Ask Phil: I Keep Canting My Shotgun When I Shoot—Is That a Problem?
A reader wants to know if canting will cause him to miss shots
Q: I have started my New Year’s resolution early, which is to begin hunting upland birds and small game. I’ve been practicing mounting and swinging the gun, a 20-gauge 1100 Special Field, in the garage, twice daily. I’ve noticed my gun is naturally canted from northwest to southeast about 12 degrees every time. Will this cause misses? Should I correct it?
A: First of all, congratulations on your New Year’s Resolution, which is way better than mine (being sure to close kitchen cabinets after I get things out of them—it drives my poor wife nuts when I leave them all open). Congratulations, too, on being one of the few to actually do your dry-fire practice, and twice a day no less. Also, congratulations on owning a neat upland gun. Those Special Fields are nice, and were made back when Remington did a good job with fit and finish.

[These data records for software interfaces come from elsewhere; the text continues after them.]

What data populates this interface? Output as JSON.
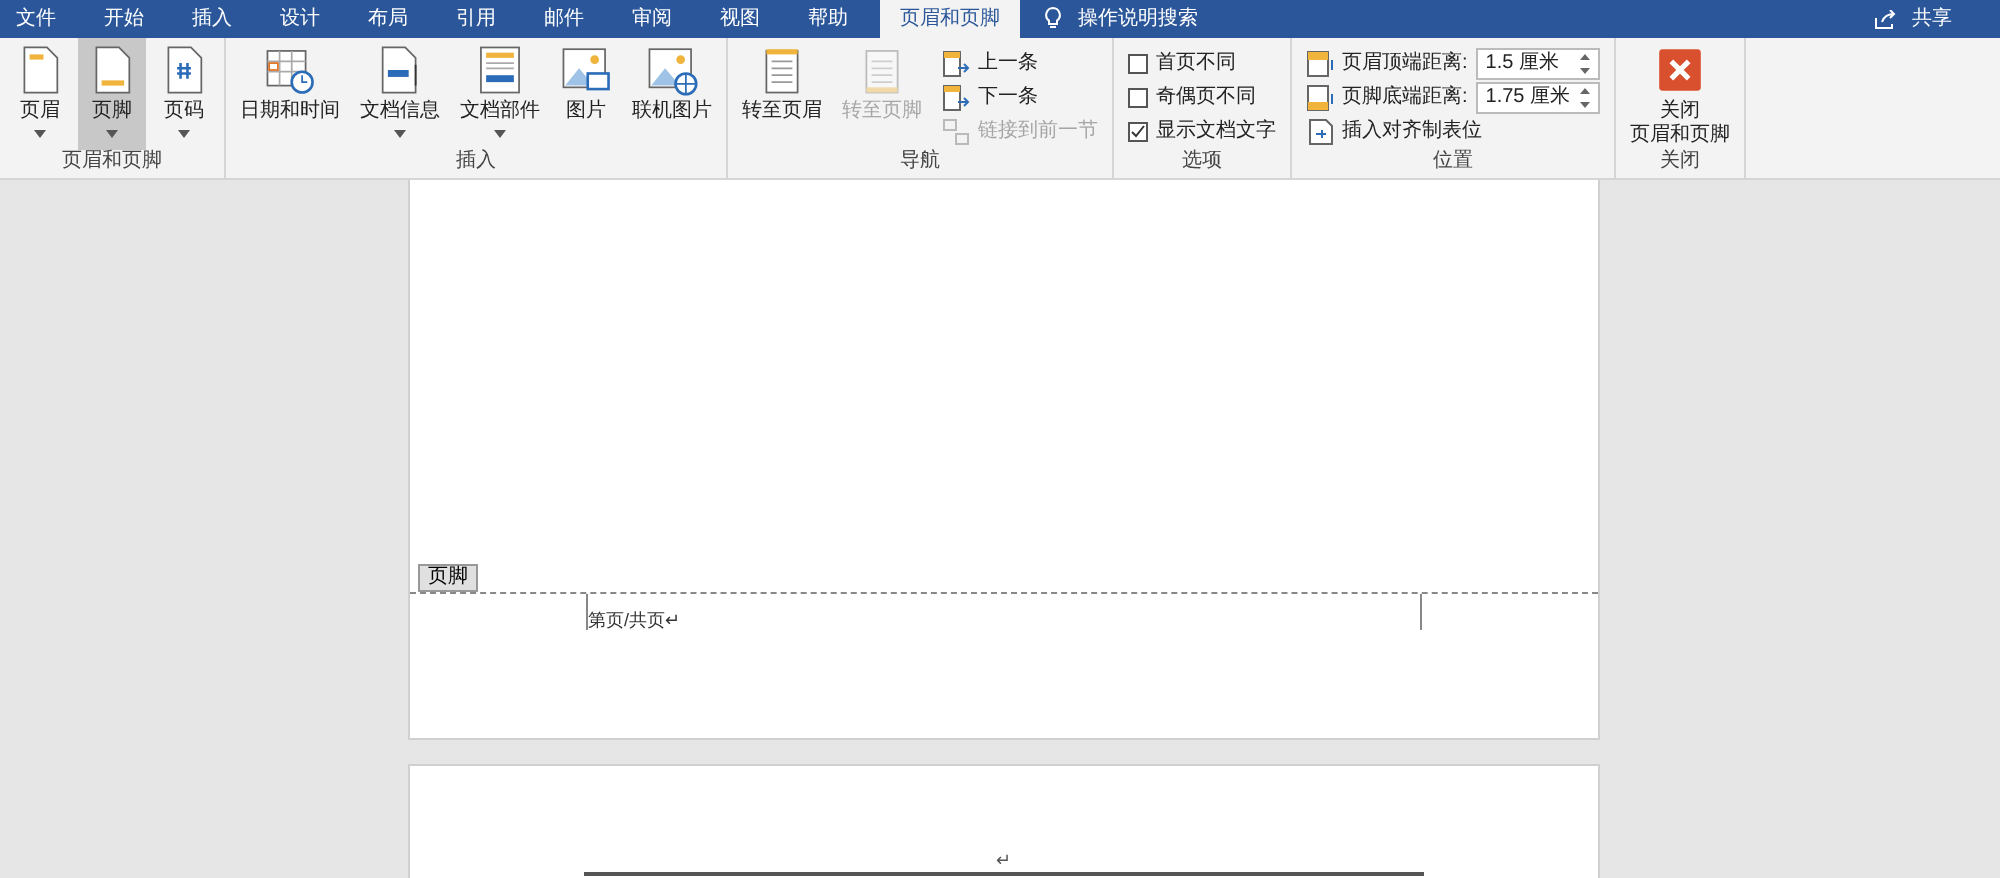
{
  "tabs": [
    {
      "label": "文件",
      "selected": false
    },
    {
      "label": "开始",
      "selected": false
    },
    {
      "label": "插入",
      "selected": false
    },
    {
      "label": "设计",
      "selected": false
    },
    {
      "label": "布局",
      "selected": false
    },
    {
      "label": "引用",
      "selected": false
    },
    {
      "label": "邮件",
      "selected": false
    },
    {
      "label": "审阅",
      "selected": false
    },
    {
      "label": "视图",
      "selected": false
    },
    {
      "label": "帮助",
      "selected": false
    },
    {
      "label": "页眉和页脚",
      "selected": true
    }
  ],
  "tell_me": "操作说明搜索",
  "share": "共享",
  "groups": [
    {
      "label": "页眉和页脚",
      "items": [
        {
          "kind": "large",
          "label": "页眉",
          "dropdown": true,
          "selected": false,
          "disabled": false
        },
        {
          "kind": "large",
          "label": "页脚",
          "dropdown": true,
          "selected": true,
          "disabled": false
        },
        {
          "kind": "large",
          "label": "页码",
          "dropdown": true,
          "selected": false,
          "disabled": false
        }
      ]
    },
    {
      "label": "插入",
      "items": [
        {
          "kind": "large",
          "label": "日期和时间",
          "dropdown": false,
          "selected": false,
          "disabled": false
        },
        {
          "kind": "large",
          "label": "文档信息",
          "dropdown": true,
          "selected": false,
          "disabled": false
        },
        {
          "kind": "large",
          "label": "文档部件",
          "dropdown": true,
          "selected": false,
          "disabled": false
        },
        {
          "kind": "large",
          "label": "图片",
          "dropdown": false,
          "selected": false,
          "disabled": false
        },
        {
          "kind": "large",
          "label": "联机图片",
          "dropdown": false,
          "selected": false,
          "disabled": false
        }
      ]
    },
    {
      "label": "导航",
      "items": [
        {
          "kind": "large",
          "label": "转至页眉",
          "dropdown": false,
          "selected": false,
          "disabled": false
        },
        {
          "kind": "large",
          "label": "转至页脚",
          "dropdown": false,
          "selected": false,
          "disabled": true
        },
        {
          "kind": "stack",
          "items": [
            {
              "kind": "small",
              "label": "上一条",
              "disabled": false
            },
            {
              "kind": "small",
              "label": "下一条",
              "disabled": false
            },
            {
              "kind": "small",
              "label": "链接到前一节",
              "disabled": true
            }
          ]
        }
      ]
    },
    {
      "label": "选项",
      "items": [
        {
          "kind": "stack",
          "items": [
            {
              "kind": "checkbox",
              "label": "首页不同",
              "checked": false
            },
            {
              "kind": "checkbox",
              "label": "奇偶页不同",
              "checked": false
            },
            {
              "kind": "checkbox",
              "label": "显示文档文字",
              "checked": true
            }
          ]
        }
      ]
    },
    {
      "label": "位置",
      "items": [
        {
          "kind": "stack",
          "items": [
            {
              "kind": "spin",
              "label": "页眉顶端距离:",
              "value": "1.5 厘米"
            },
            {
              "kind": "spin",
              "label": "页脚底端距离:",
              "value": "1.75 厘米"
            },
            {
              "kind": "small",
              "label": "插入对齐制表位",
              "disabled": false
            }
          ]
        }
      ]
    },
    {
      "label": "关闭",
      "items": [
        {
          "kind": "large",
          "lines": [
            "关闭",
            "页眉和页脚"
          ],
          "dropdown": false,
          "selected": false,
          "disabled": false
        }
      ]
    }
  ],
  "document": {
    "footer_tag": "页脚",
    "footer_text": "第页/共页↵",
    "next_page_mark": "↵"
  }
}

Now to your question. Canting is, as you say, the act of angling the gun slightly rather than holding it plumb-level straight up and down. There is another kind of canting, which is tilting your head over the stock. The latter kind of canting often indicates cross-dominance, as the shooter tries to put their off-side eye over the gun by tilting their head. Head canting puts a crick in your neck, makes it difficult to move the gun, and subjects you to more recoil. If you’re canting your head, you need to stop doing it and learn to shoot with your eyes level.
Canting the gun mildly, on the other hand, isn’t ideal, but I’d put it way down on the list of flaws to correct. Unless you’re twisting the gun at a radical angle, a little cant is unlikely to put you off target. That said, it should be fixable, either by concentrating on it during your dry-fire practice or by fooling with gun fit. Not everyone’s shoulder pocket is shaped to accommodate a vertical gunstock. Sometimes changing to a recoil pad without a prominent toe, or grinding down the toe of an existing pad, helps the gun better fit your shoulder without digging into it. Personally, I don’t like shooting guns with sharp, protruding toes. Or you can add an adjustable buttplate that lets you angle the pad slightly outward at the bottom.
More important than this, though, is that you spend your practice sessions concentrating on bringing the gun to your face rather than your face to the gun, and focusing on mounting smoothly not quickly. Finally, as you swing the shotgun, imagine moving it in time with the target.